_Task_
Leaving out all images, return the entries below exactly.

_Excerpted records_
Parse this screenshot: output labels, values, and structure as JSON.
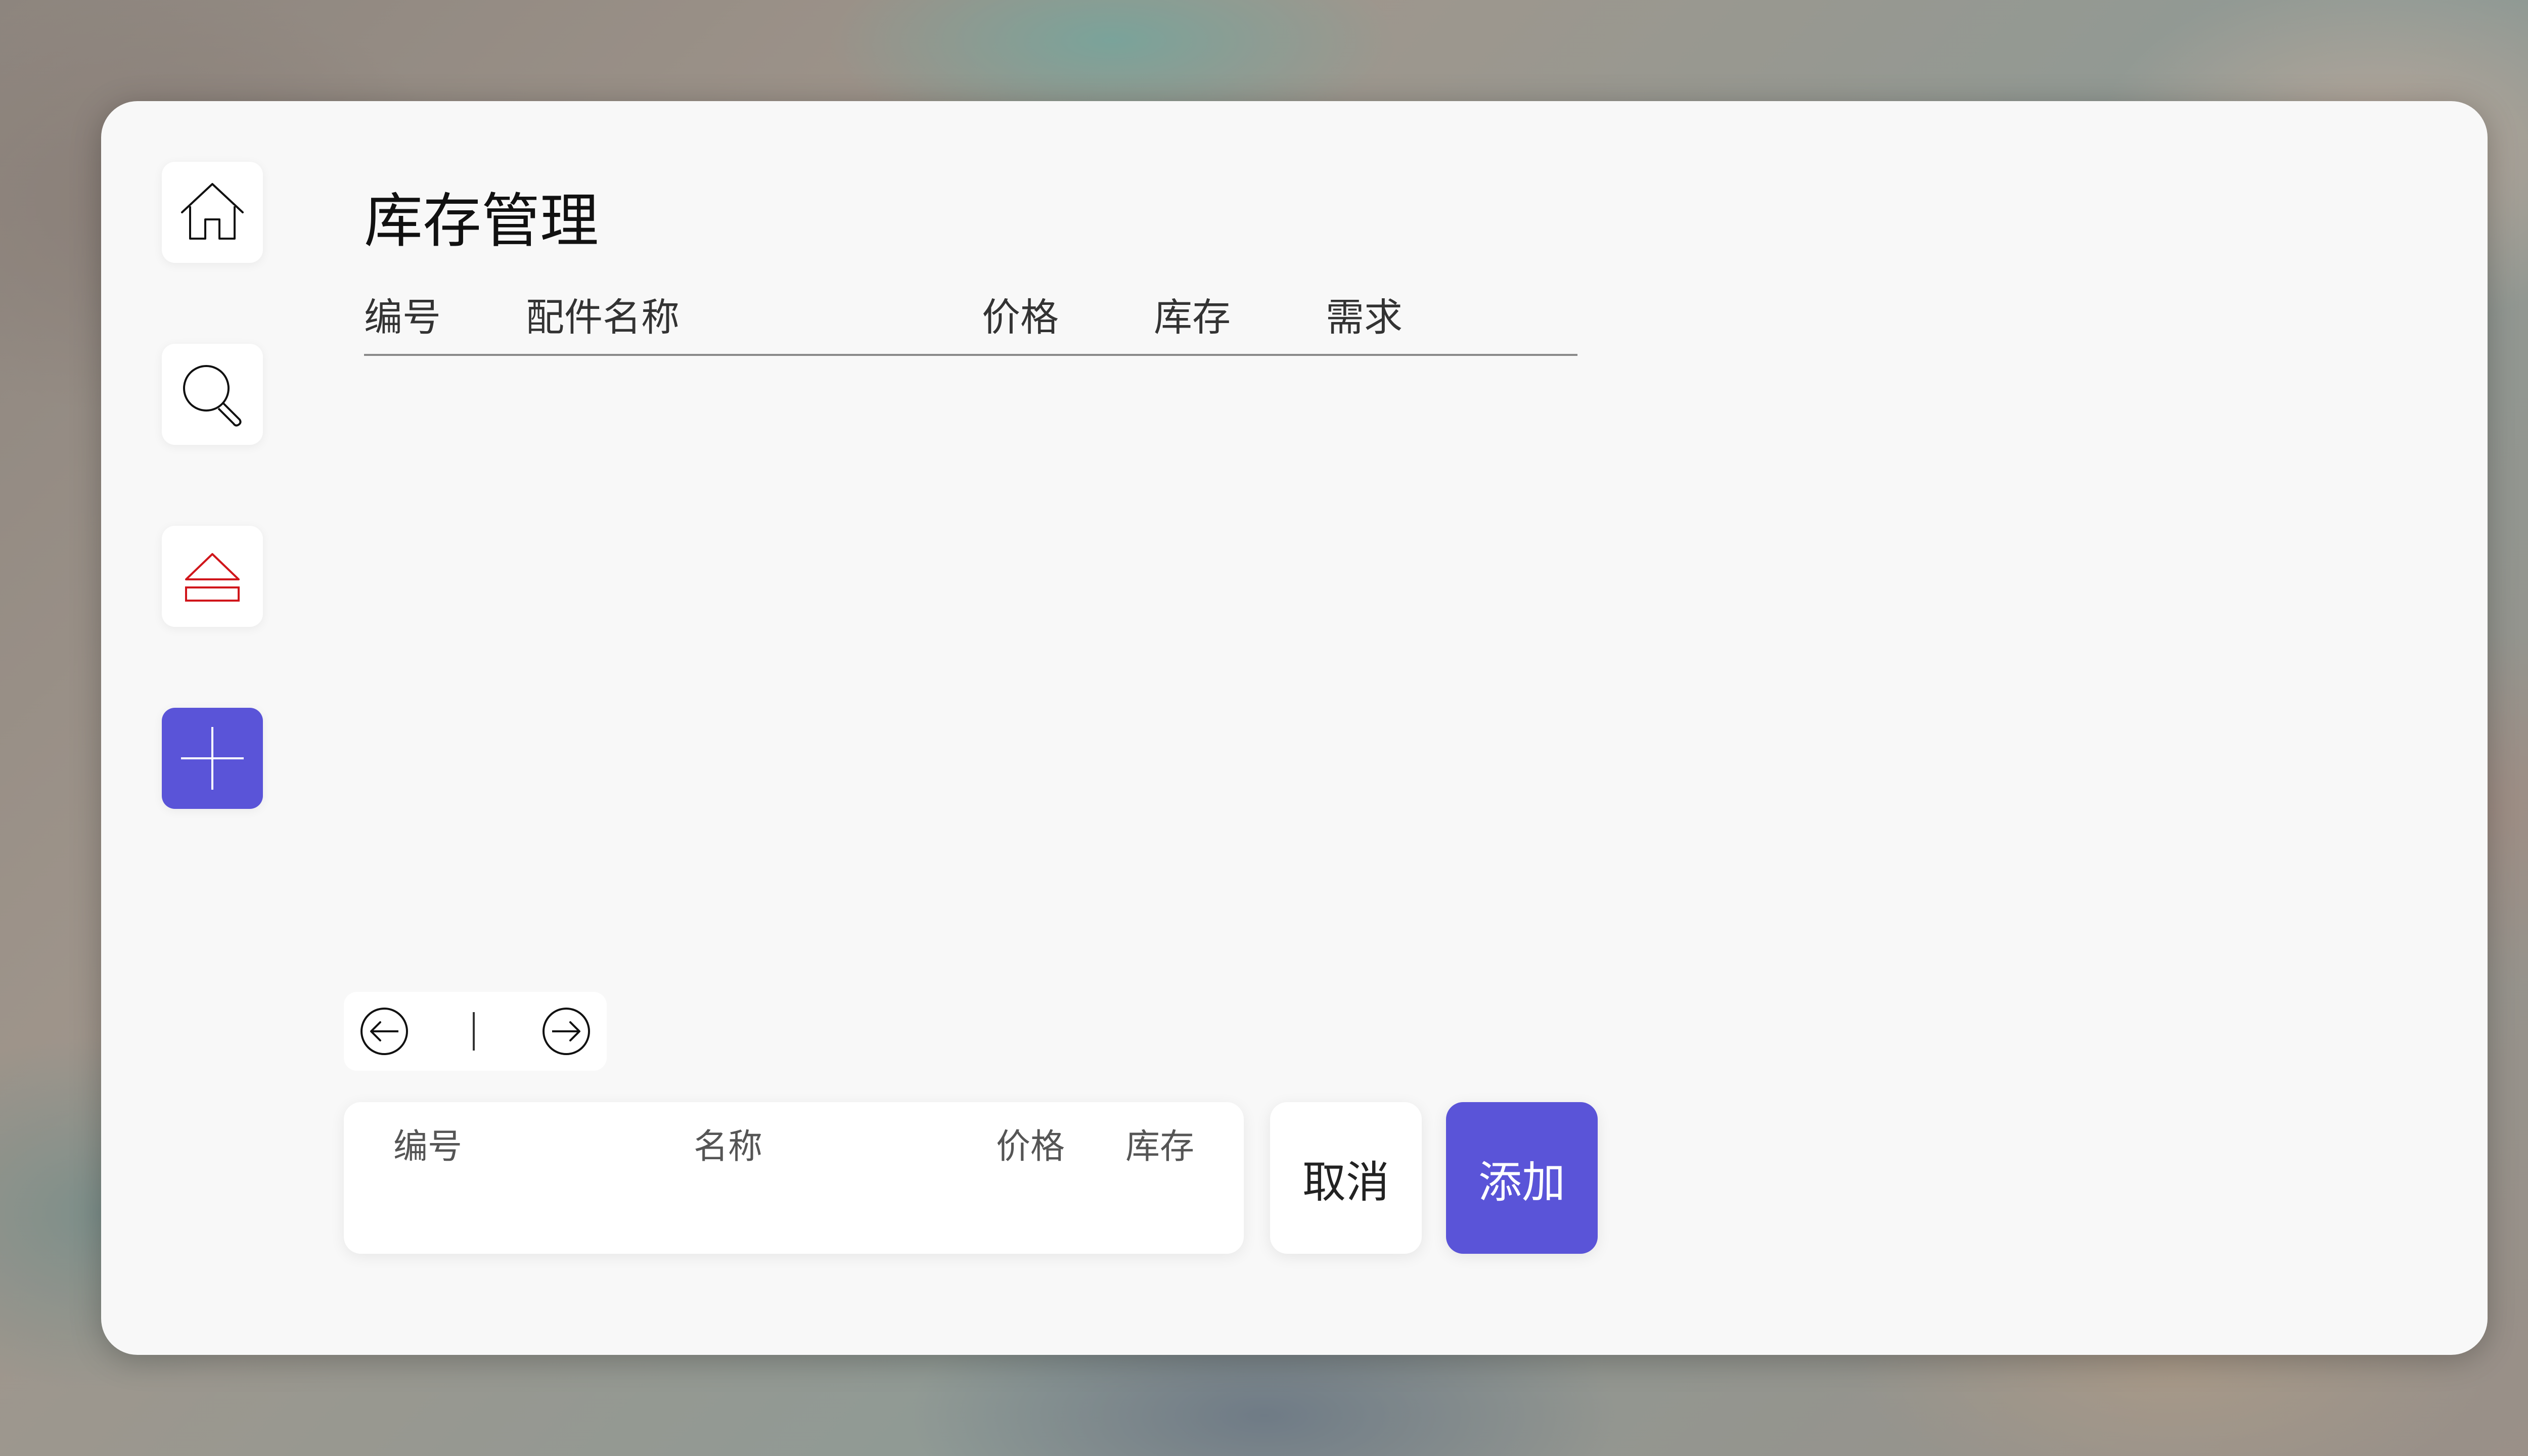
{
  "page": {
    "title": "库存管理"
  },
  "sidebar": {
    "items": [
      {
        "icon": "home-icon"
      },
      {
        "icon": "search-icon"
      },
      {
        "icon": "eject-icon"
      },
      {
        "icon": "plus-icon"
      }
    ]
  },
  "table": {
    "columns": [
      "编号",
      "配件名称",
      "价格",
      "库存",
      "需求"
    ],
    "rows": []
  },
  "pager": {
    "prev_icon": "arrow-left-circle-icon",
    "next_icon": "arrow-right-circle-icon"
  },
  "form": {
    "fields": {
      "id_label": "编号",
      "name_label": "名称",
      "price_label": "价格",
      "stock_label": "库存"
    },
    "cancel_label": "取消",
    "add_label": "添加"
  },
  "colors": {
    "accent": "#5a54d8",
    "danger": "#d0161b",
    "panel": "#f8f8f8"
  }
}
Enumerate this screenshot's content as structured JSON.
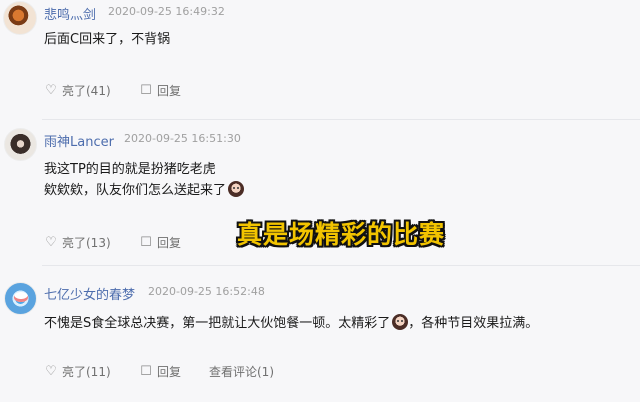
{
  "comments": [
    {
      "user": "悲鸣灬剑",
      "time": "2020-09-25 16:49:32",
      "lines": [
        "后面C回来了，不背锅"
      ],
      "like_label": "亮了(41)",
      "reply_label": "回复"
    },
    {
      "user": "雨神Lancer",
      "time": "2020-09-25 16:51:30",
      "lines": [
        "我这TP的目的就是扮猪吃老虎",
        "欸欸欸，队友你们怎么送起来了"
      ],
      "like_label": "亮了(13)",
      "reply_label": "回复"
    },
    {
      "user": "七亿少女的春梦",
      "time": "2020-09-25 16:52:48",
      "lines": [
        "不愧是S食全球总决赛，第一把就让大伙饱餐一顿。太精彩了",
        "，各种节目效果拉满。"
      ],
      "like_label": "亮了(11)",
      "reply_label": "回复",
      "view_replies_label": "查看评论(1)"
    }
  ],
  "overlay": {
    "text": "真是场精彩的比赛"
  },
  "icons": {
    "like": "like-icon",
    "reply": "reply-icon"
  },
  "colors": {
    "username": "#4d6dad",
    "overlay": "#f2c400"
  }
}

_Result of the exercise_
Parse this screenshot: output labels, values, and structure as JSON.
{
  "page": {
    "title": "库存管理"
  },
  "sidebar": {
    "items": [
      {
        "icon": "home-icon"
      },
      {
        "icon": "search-icon"
      },
      {
        "icon": "eject-icon"
      },
      {
        "icon": "plus-icon"
      }
    ]
  },
  "table": {
    "columns": [
      "编号",
      "配件名称",
      "价格",
      "库存",
      "需求"
    ],
    "rows": []
  },
  "pager": {
    "prev_icon": "arrow-left-circle-icon",
    "next_icon": "arrow-right-circle-icon"
  },
  "form": {
    "fields": {
      "id_label": "编号",
      "name_label": "名称",
      "price_label": "价格",
      "stock_label": "库存"
    },
    "cancel_label": "取消",
    "add_label": "添加"
  },
  "colors": {
    "accent": "#5a54d8",
    "danger": "#d0161b",
    "panel": "#f8f8f8"
  }
}
Enumerate this screenshot's content as structured JSON.
{
  "comments": [
    {
      "user": "悲鸣灬剑",
      "time": "2020-09-25 16:49:32",
      "lines": [
        "后面C回来了，不背锅"
      ],
      "like_label": "亮了(41)",
      "reply_label": "回复"
    },
    {
      "user": "雨神Lancer",
      "time": "2020-09-25 16:51:30",
      "lines": [
        "我这TP的目的就是扮猪吃老虎",
        "欸欸欸，队友你们怎么送起来了"
      ],
      "like_label": "亮了(13)",
      "reply_label": "回复"
    },
    {
      "user": "七亿少女的春梦",
      "time": "2020-09-25 16:52:48",
      "lines": [
        "不愧是S食全球总决赛，第一把就让大伙饱餐一顿。太精彩了",
        "，各种节目效果拉满。"
      ],
      "like_label": "亮了(11)",
      "reply_label": "回复",
      "view_replies_label": "查看评论(1)"
    }
  ],
  "overlay": {
    "text": "真是场精彩的比赛"
  },
  "icons": {
    "like": "like-icon",
    "reply": "reply-icon"
  },
  "colors": {
    "username": "#4d6dad",
    "overlay": "#f2c400"
  }
}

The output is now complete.